== Data listing ==
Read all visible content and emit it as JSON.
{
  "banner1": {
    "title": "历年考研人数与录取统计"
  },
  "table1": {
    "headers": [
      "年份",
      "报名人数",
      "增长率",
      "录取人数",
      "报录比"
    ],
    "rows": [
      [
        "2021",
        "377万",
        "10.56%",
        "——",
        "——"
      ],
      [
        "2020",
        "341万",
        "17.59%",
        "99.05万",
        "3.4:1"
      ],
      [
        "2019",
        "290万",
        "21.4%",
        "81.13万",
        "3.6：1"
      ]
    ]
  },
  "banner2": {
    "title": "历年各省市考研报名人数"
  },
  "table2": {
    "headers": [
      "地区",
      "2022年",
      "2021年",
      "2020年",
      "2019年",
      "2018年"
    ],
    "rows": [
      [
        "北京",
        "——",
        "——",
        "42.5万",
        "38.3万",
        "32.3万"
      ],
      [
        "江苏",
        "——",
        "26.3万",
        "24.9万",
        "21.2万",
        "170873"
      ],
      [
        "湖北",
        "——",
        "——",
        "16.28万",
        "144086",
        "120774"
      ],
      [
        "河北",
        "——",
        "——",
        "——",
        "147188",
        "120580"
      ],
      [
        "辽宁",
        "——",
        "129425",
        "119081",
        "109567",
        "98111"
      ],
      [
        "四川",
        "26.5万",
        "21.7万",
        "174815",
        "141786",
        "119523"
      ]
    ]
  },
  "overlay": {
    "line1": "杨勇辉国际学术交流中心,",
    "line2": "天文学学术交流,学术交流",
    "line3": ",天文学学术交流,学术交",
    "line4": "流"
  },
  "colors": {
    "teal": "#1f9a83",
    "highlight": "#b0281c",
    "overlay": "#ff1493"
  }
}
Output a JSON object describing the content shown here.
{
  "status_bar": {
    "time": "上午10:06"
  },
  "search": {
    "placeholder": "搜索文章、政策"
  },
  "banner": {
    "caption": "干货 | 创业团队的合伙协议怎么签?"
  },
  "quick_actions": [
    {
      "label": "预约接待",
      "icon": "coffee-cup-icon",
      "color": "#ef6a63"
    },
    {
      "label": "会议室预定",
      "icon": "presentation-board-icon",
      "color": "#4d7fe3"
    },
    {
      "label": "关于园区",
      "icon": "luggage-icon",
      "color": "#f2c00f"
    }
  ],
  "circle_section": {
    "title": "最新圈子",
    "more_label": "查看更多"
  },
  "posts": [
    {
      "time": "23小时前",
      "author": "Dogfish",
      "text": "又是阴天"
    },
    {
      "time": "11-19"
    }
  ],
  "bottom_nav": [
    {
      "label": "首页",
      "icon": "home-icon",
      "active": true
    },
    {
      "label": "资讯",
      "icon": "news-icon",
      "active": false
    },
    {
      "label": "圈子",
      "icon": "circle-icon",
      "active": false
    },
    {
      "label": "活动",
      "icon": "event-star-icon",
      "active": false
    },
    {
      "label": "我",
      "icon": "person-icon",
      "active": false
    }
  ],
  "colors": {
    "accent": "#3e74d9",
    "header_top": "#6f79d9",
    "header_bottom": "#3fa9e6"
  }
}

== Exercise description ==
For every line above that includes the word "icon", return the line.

== Result for this task ==
      "icon": "coffee-cup-icon",
      "icon": "presentation-board-icon",
      "icon": "luggage-icon",
      "icon": "home-icon",
      "icon": "news-icon",
      "icon": "circle-icon",
      "icon": "event-star-icon",
      "icon": "person-icon",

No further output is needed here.